In the data below, how many lines contain the string "两个确立"? Give only the number.

▶ _Stored items_:

# # #

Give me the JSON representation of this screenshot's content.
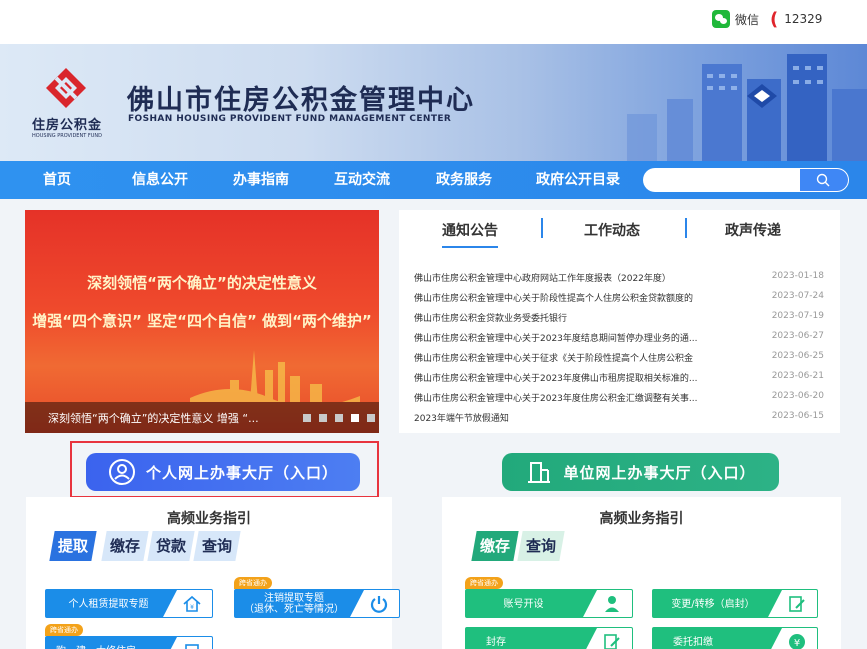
{
  "topbar": {
    "wechat_label": "微信",
    "phone": "12329"
  },
  "header": {
    "logo_cn": "住房公积金",
    "logo_en": "HOUSING PROVIDENT FUND",
    "title": "佛山市住房公积金管理中心",
    "subtitle": "FOSHAN HOUSING PROVIDENT FUND  MANAGEMENT CENTER"
  },
  "nav": {
    "items": [
      {
        "label": "首页"
      },
      {
        "label": "信息公开"
      },
      {
        "label": "办事指南"
      },
      {
        "label": "互动交流"
      },
      {
        "label": "政务服务"
      },
      {
        "label": "政府公开目录"
      }
    ],
    "search_placeholder": ""
  },
  "carousel": {
    "line1": "深刻领悟“两个确立”的决定性意义",
    "line2": "增强“四个意识” 坚定“四个自信” 做到“两个维护”",
    "caption": "深刻领悟“两个确立”的决定性意义 增强 “...",
    "slide_count": 5,
    "active_index": 3
  },
  "news": {
    "tabs": [
      "通知公告",
      "工作动态",
      "政声传递"
    ],
    "active_tab": 0,
    "items": [
      {
        "title": "佛山市住房公积金管理中心政府网站工作年度报表（2022年度）",
        "date": "2023-01-18"
      },
      {
        "title": "佛山市住房公积金管理中心关于阶段性提高个人住房公积金贷款额度的",
        "date": "2023-07-24"
      },
      {
        "title": "佛山市住房公积金贷款业务受委托银行",
        "date": "2023-07-19"
      },
      {
        "title": "佛山市住房公积金管理中心关于2023年度结息期间暂停办理业务的通...",
        "date": "2023-06-27"
      },
      {
        "title": "佛山市住房公积金管理中心关于征求《关于阶段性提高个人住房公积金",
        "date": "2023-06-25"
      },
      {
        "title": "佛山市住房公积金管理中心关于2023年度佛山市租房提取相关标准的...",
        "date": "2023-06-21"
      },
      {
        "title": "佛山市住房公积金管理中心关于2023年度住房公积金汇缴调整有关事...",
        "date": "2023-06-20"
      },
      {
        "title": "2023年端午节放假通知",
        "date": "2023-06-15"
      }
    ]
  },
  "entries": {
    "personal": "个人网上办事大厅（入口）",
    "unit": "单位网上办事大厅（入口）"
  },
  "guides": {
    "left": {
      "title": "高频业务指引",
      "tabs": [
        "提取",
        "缴存",
        "贷款",
        "查询"
      ],
      "services": [
        {
          "label": "个人租赁提取专题"
        },
        {
          "label_line1": "注销提取专题",
          "label_line2": "（退休、死亡等情况）",
          "tag": "跨省通办"
        },
        {
          "label": "购、建、大修住房",
          "tag": "跨省通办"
        }
      ]
    },
    "right": {
      "title": "高频业务指引",
      "tabs": [
        "缴存",
        "查询"
      ],
      "services": [
        {
          "label": "账号开设",
          "tag": "跨省通办"
        },
        {
          "label": "变更/转移（启封）"
        },
        {
          "label": "封存"
        },
        {
          "label": "委托扣缴"
        }
      ]
    }
  },
  "colors": {
    "nav_blue": "#2f92f0",
    "personal_btn": "#3b63ee",
    "unit_btn": "#22a97b",
    "highlight_frame": "#e8343e",
    "tag_orange": "#f3a21a"
  }
}
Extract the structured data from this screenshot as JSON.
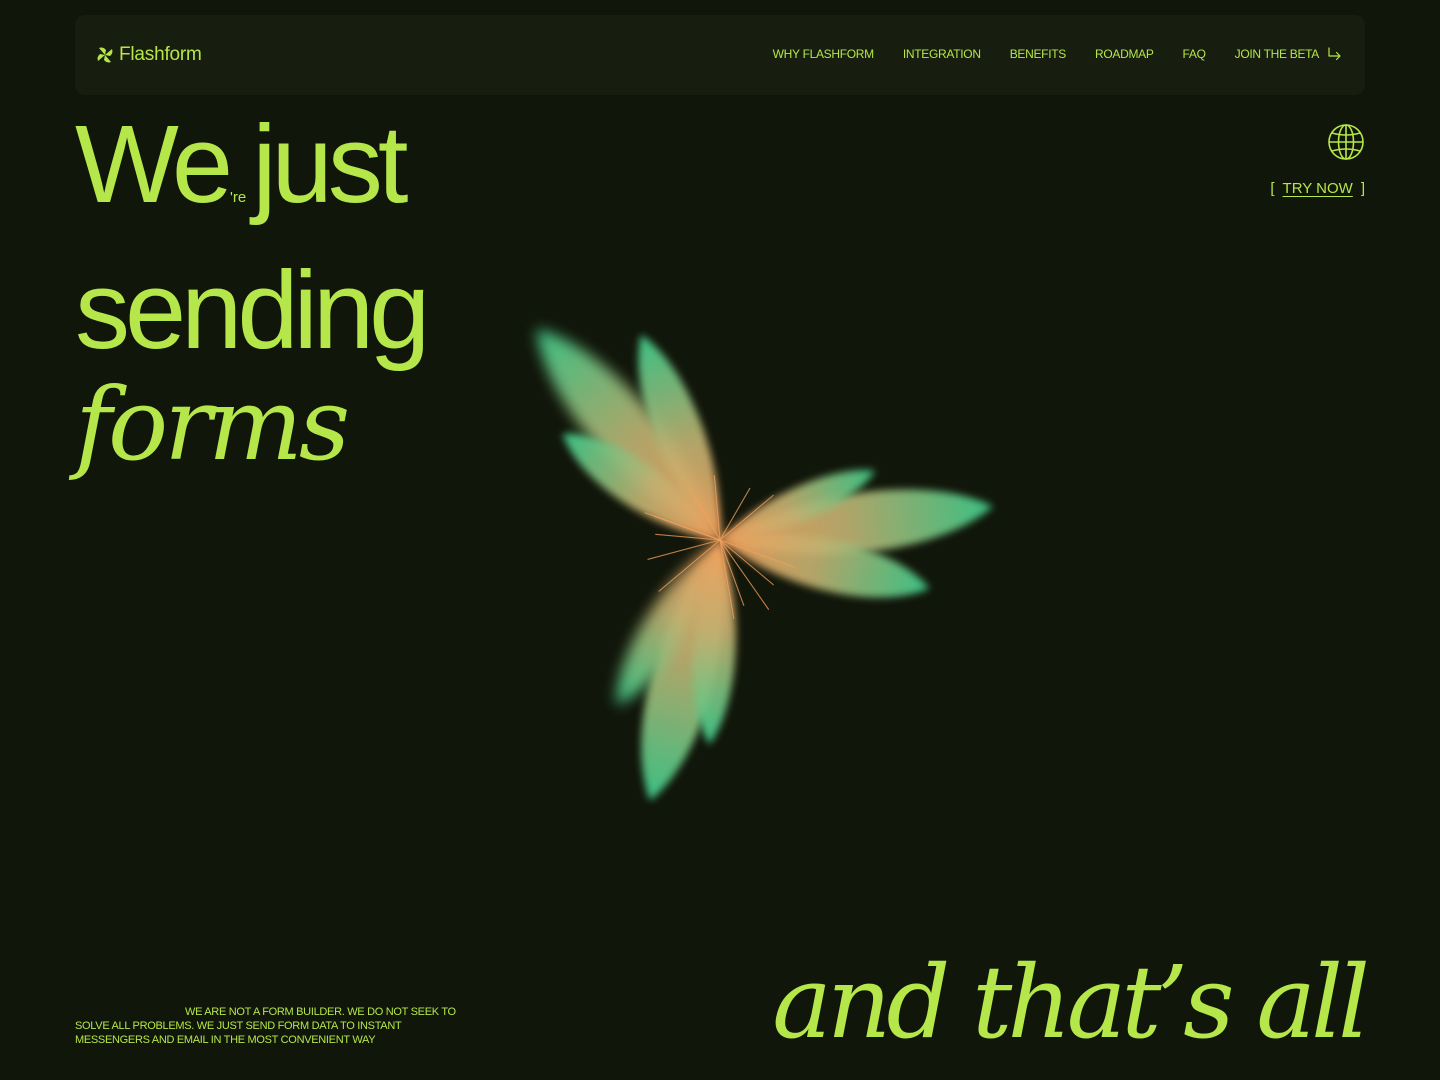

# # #

▶ _WRITTEN RESPONSE_:
2